→ **Problem**
Please copy each line of the records below that holds the word "true".

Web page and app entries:

----------

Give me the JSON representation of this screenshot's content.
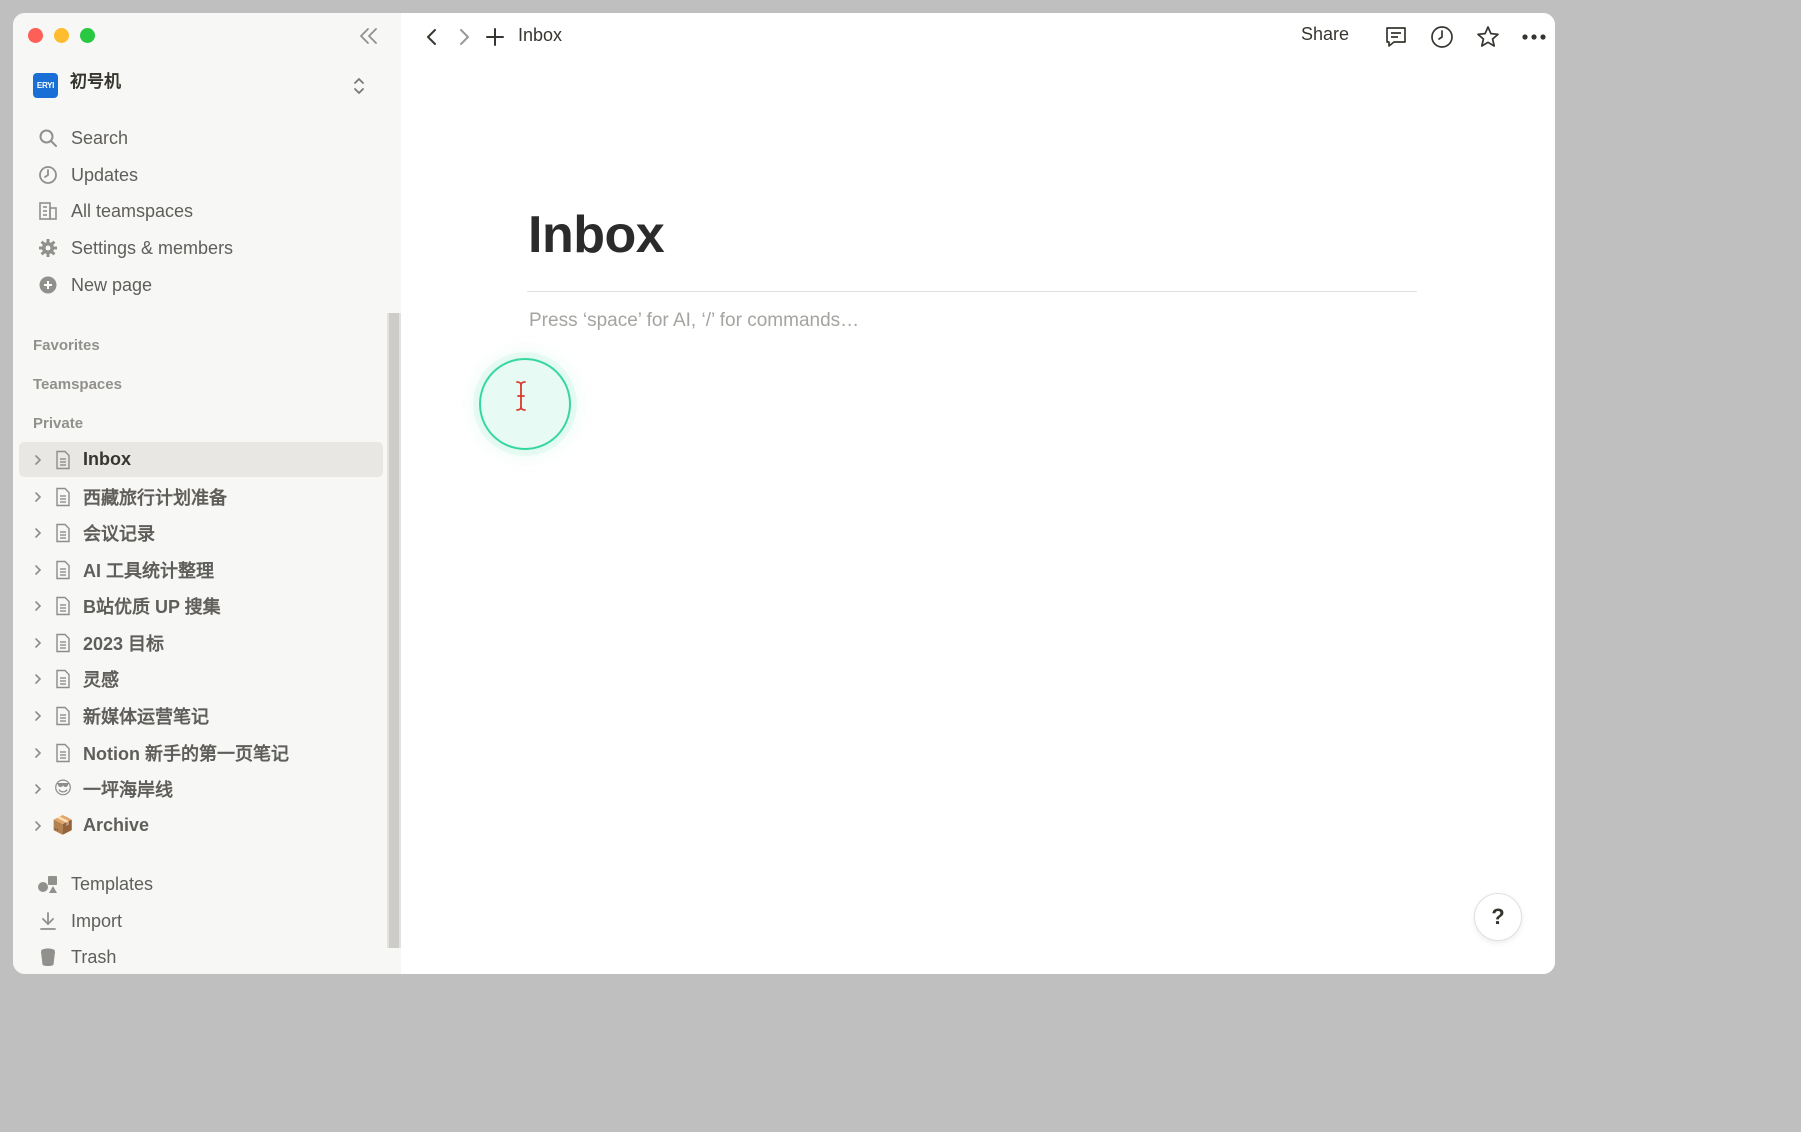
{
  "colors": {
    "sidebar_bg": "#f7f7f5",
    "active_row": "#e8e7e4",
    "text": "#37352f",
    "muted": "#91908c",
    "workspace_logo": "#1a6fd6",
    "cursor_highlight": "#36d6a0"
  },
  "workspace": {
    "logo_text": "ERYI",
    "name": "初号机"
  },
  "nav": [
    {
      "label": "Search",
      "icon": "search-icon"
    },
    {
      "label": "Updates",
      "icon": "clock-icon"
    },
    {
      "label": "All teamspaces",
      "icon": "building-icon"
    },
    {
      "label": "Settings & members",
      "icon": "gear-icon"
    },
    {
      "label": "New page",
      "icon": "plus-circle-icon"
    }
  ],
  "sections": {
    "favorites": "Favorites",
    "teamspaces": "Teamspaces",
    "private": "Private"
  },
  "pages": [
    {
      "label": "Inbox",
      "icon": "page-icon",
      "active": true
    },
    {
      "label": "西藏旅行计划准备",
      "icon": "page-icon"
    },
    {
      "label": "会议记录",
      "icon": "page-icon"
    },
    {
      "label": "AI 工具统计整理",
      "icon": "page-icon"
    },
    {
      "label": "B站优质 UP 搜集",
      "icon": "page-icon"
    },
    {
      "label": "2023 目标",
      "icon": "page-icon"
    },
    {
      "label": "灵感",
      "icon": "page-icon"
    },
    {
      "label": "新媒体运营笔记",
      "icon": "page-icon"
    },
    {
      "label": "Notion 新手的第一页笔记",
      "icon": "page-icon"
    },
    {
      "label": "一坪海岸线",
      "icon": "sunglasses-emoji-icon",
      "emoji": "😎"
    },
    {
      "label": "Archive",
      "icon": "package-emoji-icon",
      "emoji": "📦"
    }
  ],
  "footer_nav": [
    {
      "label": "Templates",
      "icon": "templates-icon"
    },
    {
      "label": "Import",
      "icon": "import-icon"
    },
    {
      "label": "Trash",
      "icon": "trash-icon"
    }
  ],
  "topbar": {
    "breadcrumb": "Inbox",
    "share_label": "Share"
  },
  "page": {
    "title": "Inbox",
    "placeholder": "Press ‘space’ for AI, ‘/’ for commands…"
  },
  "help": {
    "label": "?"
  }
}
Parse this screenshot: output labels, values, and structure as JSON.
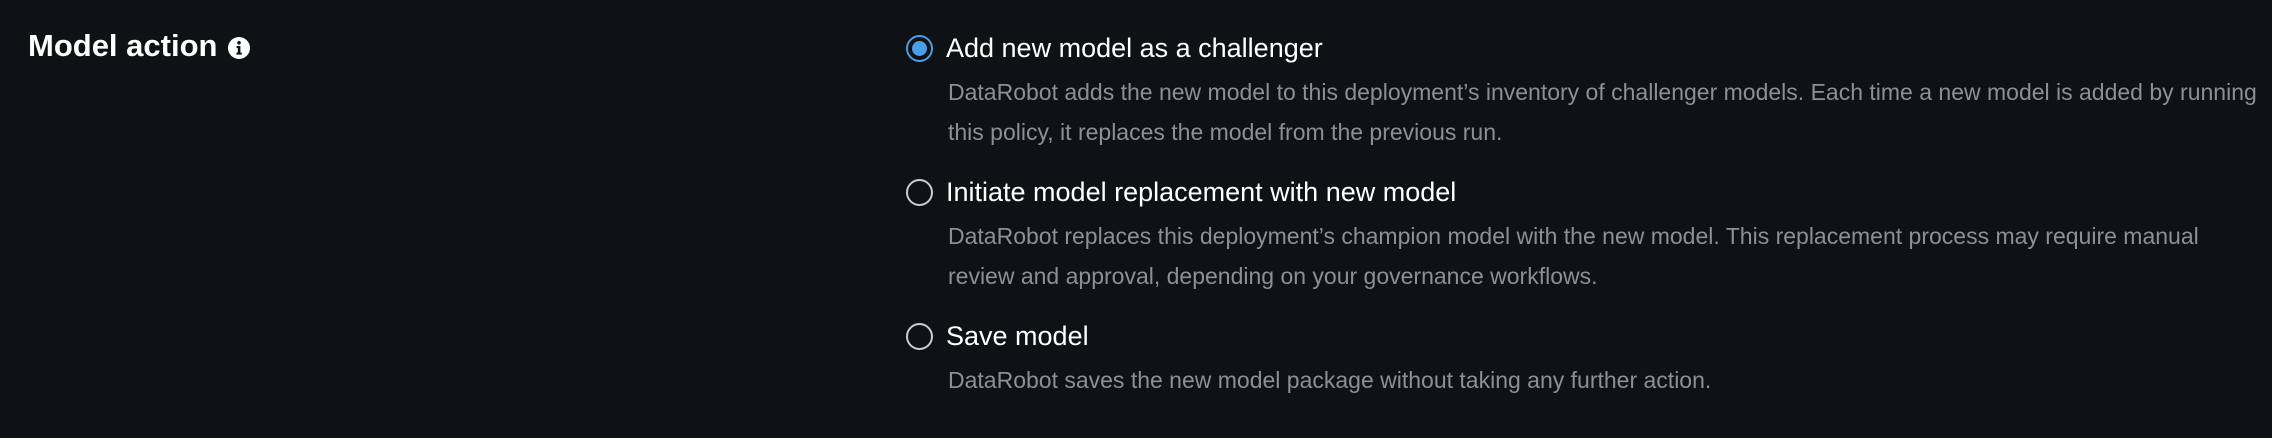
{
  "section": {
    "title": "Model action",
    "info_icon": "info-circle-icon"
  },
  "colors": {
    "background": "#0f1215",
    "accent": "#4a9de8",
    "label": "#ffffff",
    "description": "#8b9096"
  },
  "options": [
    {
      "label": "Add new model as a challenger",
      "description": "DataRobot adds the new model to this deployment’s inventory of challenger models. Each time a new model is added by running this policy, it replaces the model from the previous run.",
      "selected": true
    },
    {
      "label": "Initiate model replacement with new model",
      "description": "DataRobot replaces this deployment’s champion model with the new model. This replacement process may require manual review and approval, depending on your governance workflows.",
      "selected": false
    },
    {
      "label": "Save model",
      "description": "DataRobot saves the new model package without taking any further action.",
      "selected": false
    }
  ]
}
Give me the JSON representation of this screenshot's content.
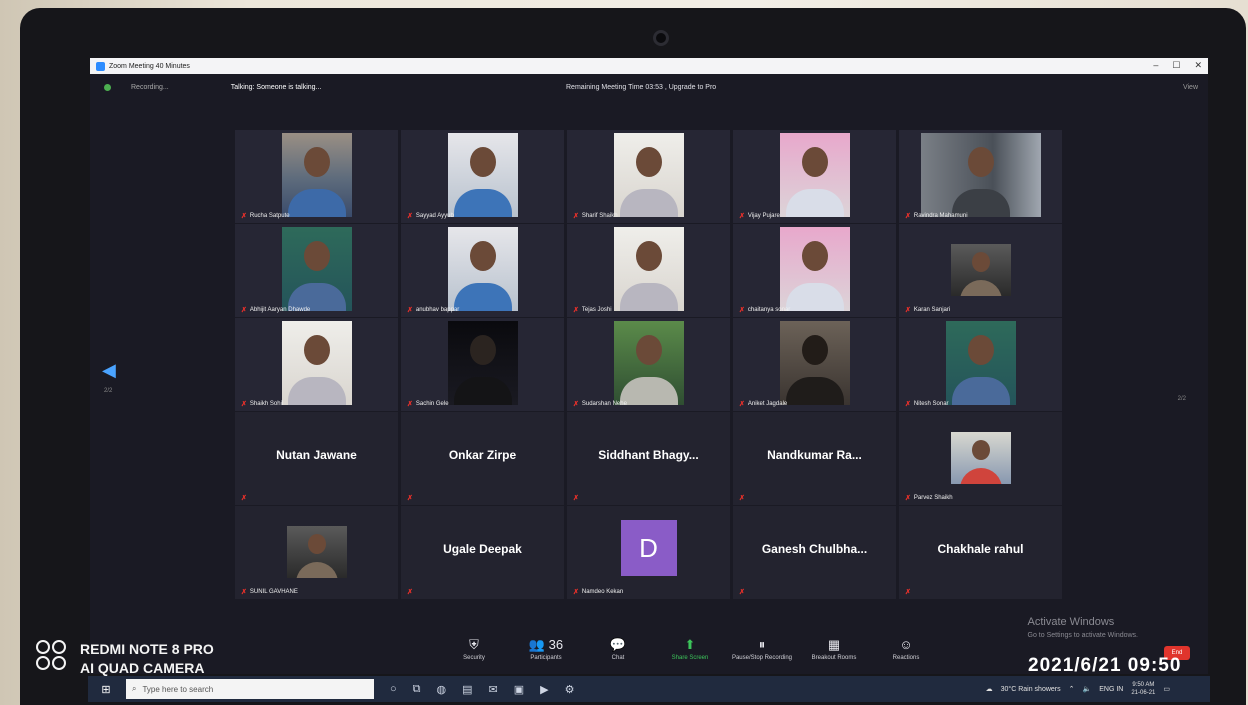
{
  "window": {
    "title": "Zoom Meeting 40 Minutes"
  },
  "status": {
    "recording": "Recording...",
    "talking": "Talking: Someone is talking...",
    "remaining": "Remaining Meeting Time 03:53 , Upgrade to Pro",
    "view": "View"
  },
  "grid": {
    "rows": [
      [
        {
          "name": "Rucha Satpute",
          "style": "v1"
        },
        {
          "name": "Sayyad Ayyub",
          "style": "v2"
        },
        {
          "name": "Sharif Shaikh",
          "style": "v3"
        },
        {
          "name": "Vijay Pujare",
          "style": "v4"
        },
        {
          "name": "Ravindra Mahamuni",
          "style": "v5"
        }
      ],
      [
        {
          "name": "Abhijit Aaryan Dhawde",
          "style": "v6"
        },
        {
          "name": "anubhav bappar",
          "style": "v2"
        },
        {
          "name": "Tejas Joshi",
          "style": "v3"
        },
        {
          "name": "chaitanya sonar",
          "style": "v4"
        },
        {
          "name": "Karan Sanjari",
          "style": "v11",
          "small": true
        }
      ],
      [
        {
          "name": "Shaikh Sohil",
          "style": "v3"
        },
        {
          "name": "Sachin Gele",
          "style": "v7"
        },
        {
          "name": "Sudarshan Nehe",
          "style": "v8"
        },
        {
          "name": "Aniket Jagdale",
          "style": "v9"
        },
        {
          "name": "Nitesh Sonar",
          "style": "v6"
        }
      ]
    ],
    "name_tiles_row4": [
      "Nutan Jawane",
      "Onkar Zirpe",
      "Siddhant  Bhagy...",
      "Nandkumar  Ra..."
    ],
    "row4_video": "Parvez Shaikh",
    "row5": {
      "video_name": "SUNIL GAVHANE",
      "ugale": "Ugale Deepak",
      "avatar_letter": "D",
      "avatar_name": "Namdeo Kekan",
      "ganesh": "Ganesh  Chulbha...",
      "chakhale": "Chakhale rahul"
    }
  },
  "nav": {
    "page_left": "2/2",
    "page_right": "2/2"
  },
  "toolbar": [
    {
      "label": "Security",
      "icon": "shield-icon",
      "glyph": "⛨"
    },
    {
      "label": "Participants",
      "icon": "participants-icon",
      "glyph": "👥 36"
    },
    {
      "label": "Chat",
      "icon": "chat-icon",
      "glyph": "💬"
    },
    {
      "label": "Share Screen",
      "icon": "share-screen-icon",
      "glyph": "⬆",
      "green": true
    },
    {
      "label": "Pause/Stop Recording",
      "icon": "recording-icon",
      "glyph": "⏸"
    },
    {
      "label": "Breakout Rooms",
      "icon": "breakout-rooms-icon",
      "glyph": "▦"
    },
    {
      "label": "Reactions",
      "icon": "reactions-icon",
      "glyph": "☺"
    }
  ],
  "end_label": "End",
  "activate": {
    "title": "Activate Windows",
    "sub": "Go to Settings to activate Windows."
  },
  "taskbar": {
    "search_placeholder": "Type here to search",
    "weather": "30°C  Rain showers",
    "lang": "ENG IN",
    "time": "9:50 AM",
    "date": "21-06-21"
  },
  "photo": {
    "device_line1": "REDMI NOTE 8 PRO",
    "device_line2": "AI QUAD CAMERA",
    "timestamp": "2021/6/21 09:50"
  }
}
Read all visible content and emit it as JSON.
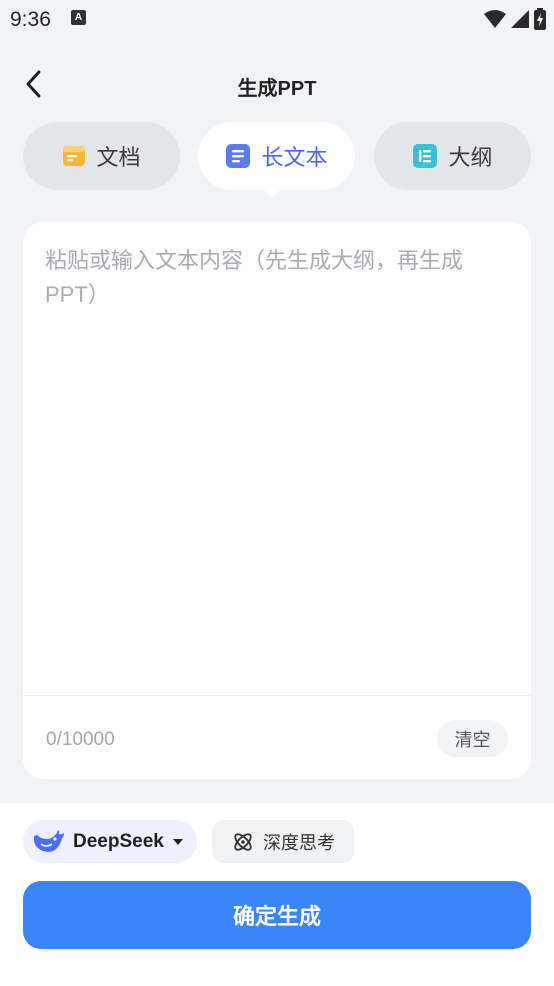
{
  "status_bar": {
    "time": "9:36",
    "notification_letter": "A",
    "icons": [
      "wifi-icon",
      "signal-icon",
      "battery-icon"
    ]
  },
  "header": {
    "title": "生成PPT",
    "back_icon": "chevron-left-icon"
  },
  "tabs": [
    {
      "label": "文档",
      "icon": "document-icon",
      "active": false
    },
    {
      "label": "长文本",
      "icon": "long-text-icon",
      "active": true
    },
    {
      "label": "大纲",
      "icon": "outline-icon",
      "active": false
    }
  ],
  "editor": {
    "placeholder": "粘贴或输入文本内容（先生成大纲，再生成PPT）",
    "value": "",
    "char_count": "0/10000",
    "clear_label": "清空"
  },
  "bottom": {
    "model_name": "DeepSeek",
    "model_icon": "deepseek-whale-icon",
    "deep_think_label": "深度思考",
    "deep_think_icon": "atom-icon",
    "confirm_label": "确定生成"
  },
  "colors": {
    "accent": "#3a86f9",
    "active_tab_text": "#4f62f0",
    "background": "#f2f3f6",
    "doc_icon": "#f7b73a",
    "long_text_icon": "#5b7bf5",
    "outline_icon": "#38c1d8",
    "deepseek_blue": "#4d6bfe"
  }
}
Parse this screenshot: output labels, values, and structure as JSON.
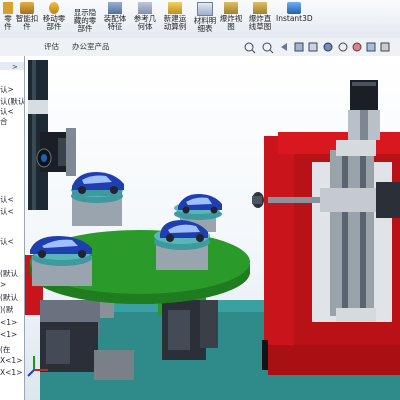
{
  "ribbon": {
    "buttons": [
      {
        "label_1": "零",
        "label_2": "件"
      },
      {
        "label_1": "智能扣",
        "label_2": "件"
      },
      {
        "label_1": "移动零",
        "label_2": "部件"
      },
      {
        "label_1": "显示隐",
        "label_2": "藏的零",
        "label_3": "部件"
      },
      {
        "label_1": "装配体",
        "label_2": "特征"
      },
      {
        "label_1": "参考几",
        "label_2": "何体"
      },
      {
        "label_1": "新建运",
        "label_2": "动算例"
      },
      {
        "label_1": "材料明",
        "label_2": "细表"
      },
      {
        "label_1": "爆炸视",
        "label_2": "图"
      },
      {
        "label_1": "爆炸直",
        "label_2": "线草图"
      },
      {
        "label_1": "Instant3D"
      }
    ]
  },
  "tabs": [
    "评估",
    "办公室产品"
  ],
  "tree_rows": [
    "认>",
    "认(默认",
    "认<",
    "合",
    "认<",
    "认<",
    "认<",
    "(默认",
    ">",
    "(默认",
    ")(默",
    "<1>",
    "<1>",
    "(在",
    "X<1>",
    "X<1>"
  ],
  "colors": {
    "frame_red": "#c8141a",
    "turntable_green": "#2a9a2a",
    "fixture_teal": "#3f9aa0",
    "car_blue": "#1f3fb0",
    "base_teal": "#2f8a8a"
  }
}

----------

→ **Answer box**
      "active": true
      "selected": true
          "small": true
      "green": true
      "active": true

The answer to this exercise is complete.